Exercise prompt – The output should contain the listing word for word and no pictures.

____________________

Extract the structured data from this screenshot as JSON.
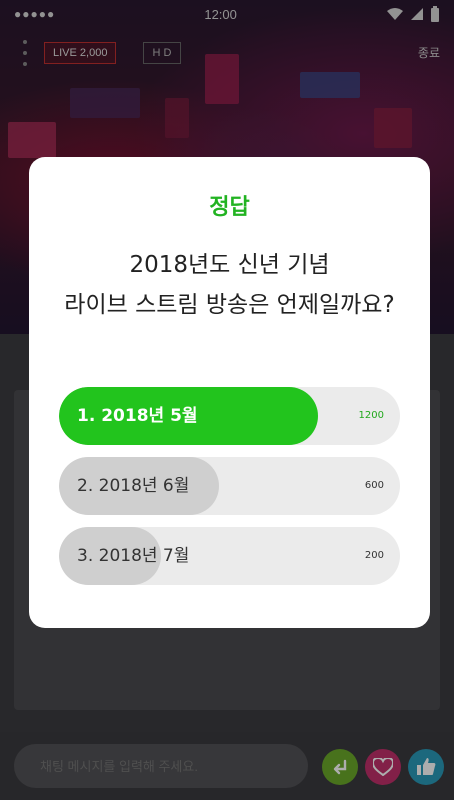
{
  "status_bar": {
    "signal": "●●●●●",
    "time": "12:00"
  },
  "header": {
    "live_label": "LIVE 2,000",
    "hd_label": "H D",
    "end_label": "종료"
  },
  "quiz": {
    "result_title": "정답",
    "question_line1": "2018년도 신년 기념",
    "question_line2": "라이브 스트림 방송은 언제일까요?",
    "options": [
      {
        "label": "1. 2018년 5월",
        "count": "1200",
        "fraction": 0.76,
        "correct": true
      },
      {
        "label": "2. 2018년 6월",
        "count": "600",
        "fraction": 0.47,
        "correct": false
      },
      {
        "label": "3. 2018년 7월",
        "count": "200",
        "fraction": 0.3,
        "correct": false
      }
    ]
  },
  "chat": {
    "placeholder": "채팅 메시지를 입력해 주세요."
  },
  "colors": {
    "correct_fill": "#22c41d",
    "correct_text": "#ffffff",
    "correct_count": "#22a81d",
    "other_fill": "#cfcfcf",
    "other_text": "#333333",
    "send_btn": "#6aa82a",
    "heart_btn": "#c0306a",
    "like_btn": "#2a9ab8"
  },
  "icons": {
    "send": "enter-arrow-icon",
    "heart": "heart-icon",
    "like": "thumbs-up-icon"
  }
}
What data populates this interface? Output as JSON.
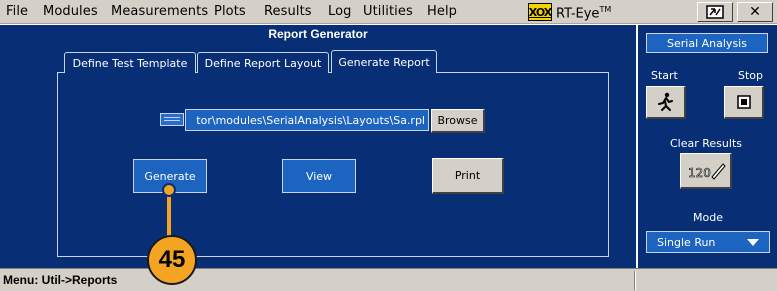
{
  "menu": {
    "items": [
      "File",
      "Modules",
      "Measurements",
      "Plots",
      "Results",
      "Log",
      "Utilities",
      "Help"
    ],
    "logo": "XOX",
    "product": "RT-Eye",
    "trademark": "TM"
  },
  "main": {
    "title": "Report Generator",
    "tabs": [
      "Define Test Template",
      "Define Report Layout",
      "Generate Report"
    ],
    "active_tab": "Generate Report",
    "path_value": "tor\\modules\\SerialAnalysis\\Layouts\\Sa.rpl",
    "browse_label": "Browse",
    "generate_label": "Generate",
    "view_label": "View",
    "print_label": "Print"
  },
  "side": {
    "title": "Serial Analysis",
    "start_label": "Start",
    "stop_label": "Stop",
    "clear_label": "Clear Results",
    "mode_label": "Mode",
    "mode_value": "Single Run"
  },
  "status": {
    "text": "Menu: Util->Reports"
  },
  "callout": {
    "number": "45"
  },
  "icons": [
    "folder-icon",
    "run-icon",
    "stop-icon",
    "clear-results-icon",
    "dropdown-caret-icon",
    "window-toggle-icon",
    "close-icon"
  ],
  "colors": {
    "panel_bg": "#082f75",
    "field_blue": "#1d64c0",
    "chrome_gray": "#d4d0c8",
    "callout_orange": "#f4a422",
    "logo_yellow": "#f4d400"
  }
}
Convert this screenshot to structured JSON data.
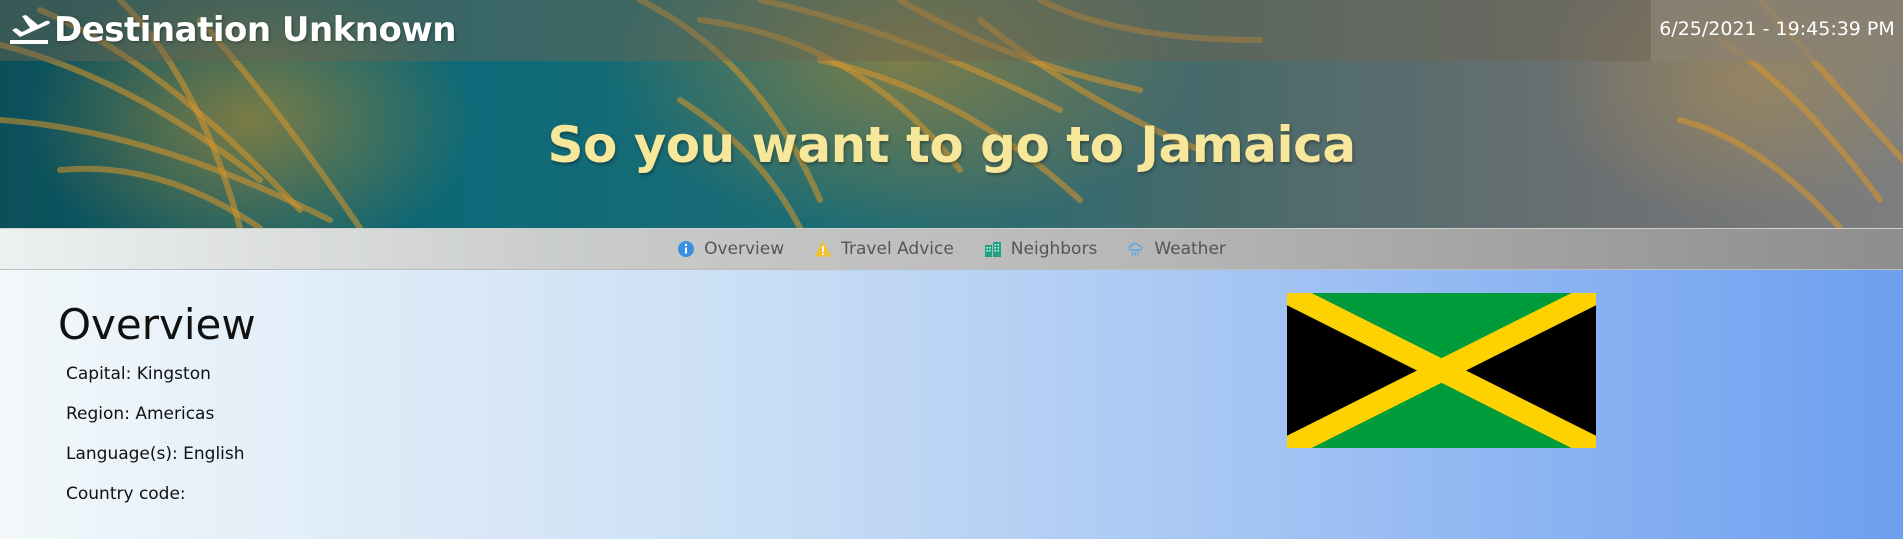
{
  "app": {
    "brand": "Destination Unknown",
    "clock": "6/25/2021 - 19:45:39 PM"
  },
  "hero": {
    "title": "So you want to go to Jamaica"
  },
  "tabs": [
    {
      "label": "Overview",
      "icon": "info-icon",
      "color": "#3b8fe0"
    },
    {
      "label": "Travel Advice",
      "icon": "warning-icon",
      "color": "#f2c230"
    },
    {
      "label": "Neighbors",
      "icon": "buildings-icon",
      "color": "#22a083"
    },
    {
      "label": "Weather",
      "icon": "cloud-rain-icon",
      "color": "#5aa6e6"
    }
  ],
  "overview": {
    "title": "Overview",
    "facts": [
      "Capital: Kingston",
      "Region: Americas",
      "Language(s): English",
      "Country code:"
    ]
  },
  "flag": {
    "country": "Jamaica",
    "colors": {
      "green": "#009b3a",
      "gold": "#fed100",
      "black": "#000000"
    }
  }
}
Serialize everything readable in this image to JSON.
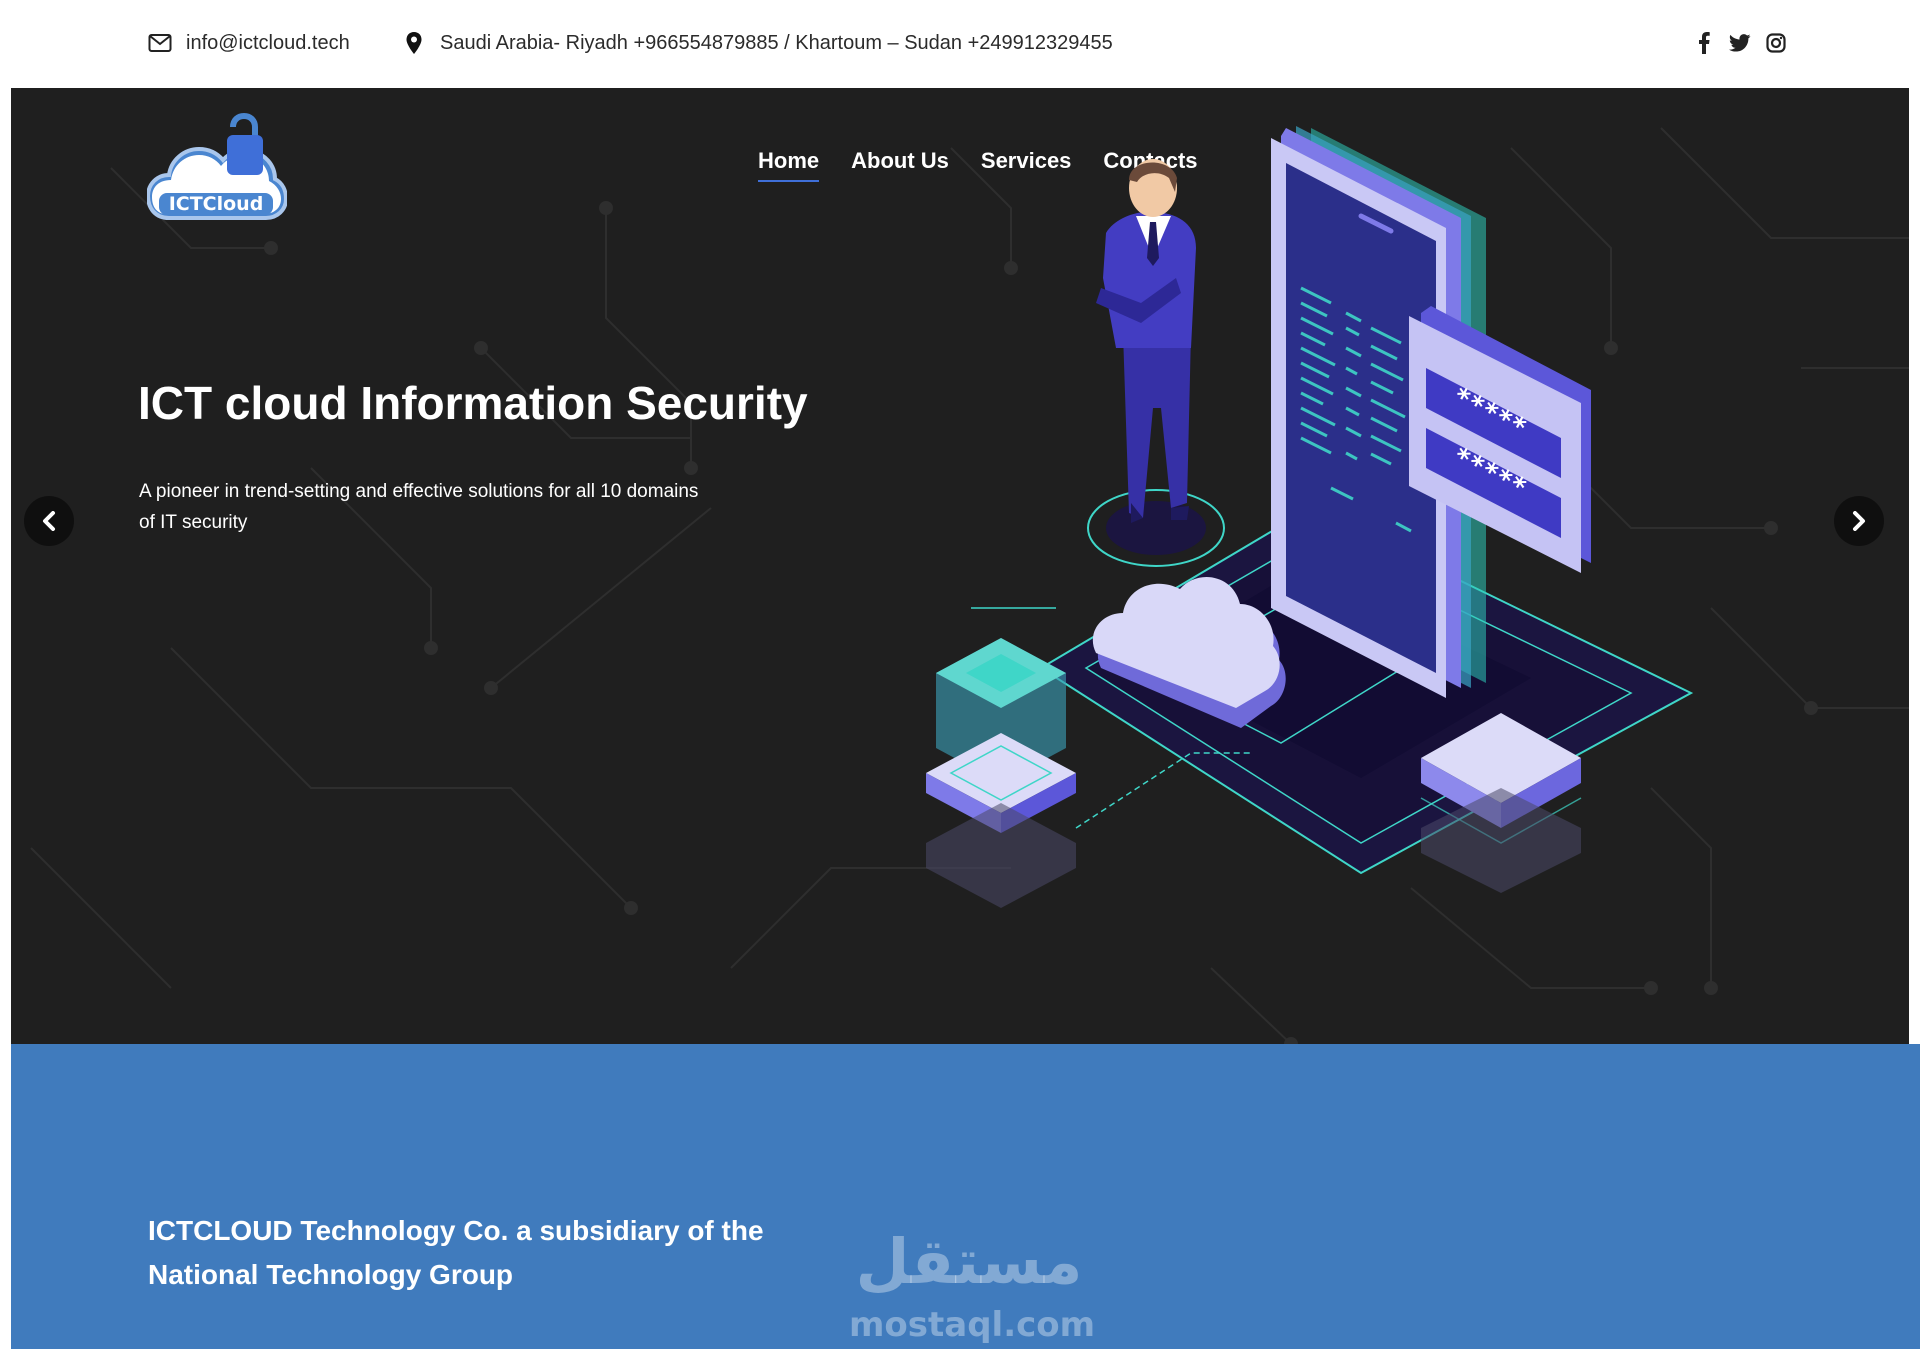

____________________

Answer to the problem –
Extract the structured data from this screenshot as JSON.
{
  "status_bar": {
    "signal": "●●●●●",
    "time": "12:00"
  },
  "header": {
    "live_label": "LIVE 2,000",
    "hd_label": "H D",
    "end_label": "종료"
  },
  "quiz": {
    "result_title": "정답",
    "question_line1": "2018년도 신년 기념",
    "question_line2": "라이브 스트림 방송은 언제일까요?",
    "options": [
      {
        "label": "1. 2018년 5월",
        "count": "1200",
        "fraction": 0.76,
        "correct": true
      },
      {
        "label": "2. 2018년 6월",
        "count": "600",
        "fraction": 0.47,
        "correct": false
      },
      {
        "label": "3. 2018년 7월",
        "count": "200",
        "fraction": 0.3,
        "correct": false
      }
    ]
  },
  "chat": {
    "placeholder": "채팅 메시지를 입력해 주세요."
  },
  "colors": {
    "correct_fill": "#22c41d",
    "correct_text": "#ffffff",
    "correct_count": "#22a81d",
    "other_fill": "#cfcfcf",
    "other_text": "#333333",
    "send_btn": "#6aa82a",
    "heart_btn": "#c0306a",
    "like_btn": "#2a9ab8"
  },
  "icons": {
    "send": "enter-arrow-icon",
    "heart": "heart-icon",
    "like": "thumbs-up-icon"
  }
}
What data populates this interface? Output as JSON.
{
  "menu": {
    "items": [
      "File",
      "Modules",
      "Measurements",
      "Plots",
      "Results",
      "Log",
      "Utilities",
      "Help"
    ],
    "logo": "XOX",
    "product": "RT-Eye",
    "trademark": "TM"
  },
  "main": {
    "title": "Report Generator",
    "tabs": [
      "Define Test Template",
      "Define Report Layout",
      "Generate Report"
    ],
    "active_tab": "Generate Report",
    "path_value": "tor\\modules\\SerialAnalysis\\Layouts\\Sa.rpl",
    "browse_label": "Browse",
    "generate_label": "Generate",
    "view_label": "View",
    "print_label": "Print"
  },
  "side": {
    "title": "Serial Analysis",
    "start_label": "Start",
    "stop_label": "Stop",
    "clear_label": "Clear Results",
    "mode_label": "Mode",
    "mode_value": "Single Run"
  },
  "status": {
    "text": "Menu: Util->Reports"
  },
  "callout": {
    "number": "45"
  },
  "icons": [
    "folder-icon",
    "run-icon",
    "stop-icon",
    "clear-results-icon",
    "dropdown-caret-icon",
    "window-toggle-icon",
    "close-icon"
  ],
  "colors": {
    "panel_bg": "#082f75",
    "field_blue": "#1d64c0",
    "chrome_gray": "#d4d0c8",
    "callout_orange": "#f4a422",
    "logo_yellow": "#f4d400"
  }
}
Convert this screenshot to structured JSON data.
{
  "app": {
    "brand": "Destination Unknown",
    "clock": "6/25/2021 - 19:45:39 PM"
  },
  "hero": {
    "title": "So you want to go to Jamaica"
  },
  "tabs": [
    {
      "label": "Overview",
      "icon": "info-icon",
      "color": "#3b8fe0"
    },
    {
      "label": "Travel Advice",
      "icon": "warning-icon",
      "color": "#f2c230"
    },
    {
      "label": "Neighbors",
      "icon": "buildings-icon",
      "color": "#22a083"
    },
    {
      "label": "Weather",
      "icon": "cloud-rain-icon",
      "color": "#5aa6e6"
    }
  ],
  "overview": {
    "title": "Overview",
    "facts": [
      "Capital: Kingston",
      "Region: Americas",
      "Language(s): English",
      "Country code:"
    ]
  },
  "flag": {
    "country": "Jamaica",
    "colors": {
      "green": "#009b3a",
      "gold": "#fed100",
      "black": "#000000"
    }
  }
}
Serialize everything readable in this image to JSON.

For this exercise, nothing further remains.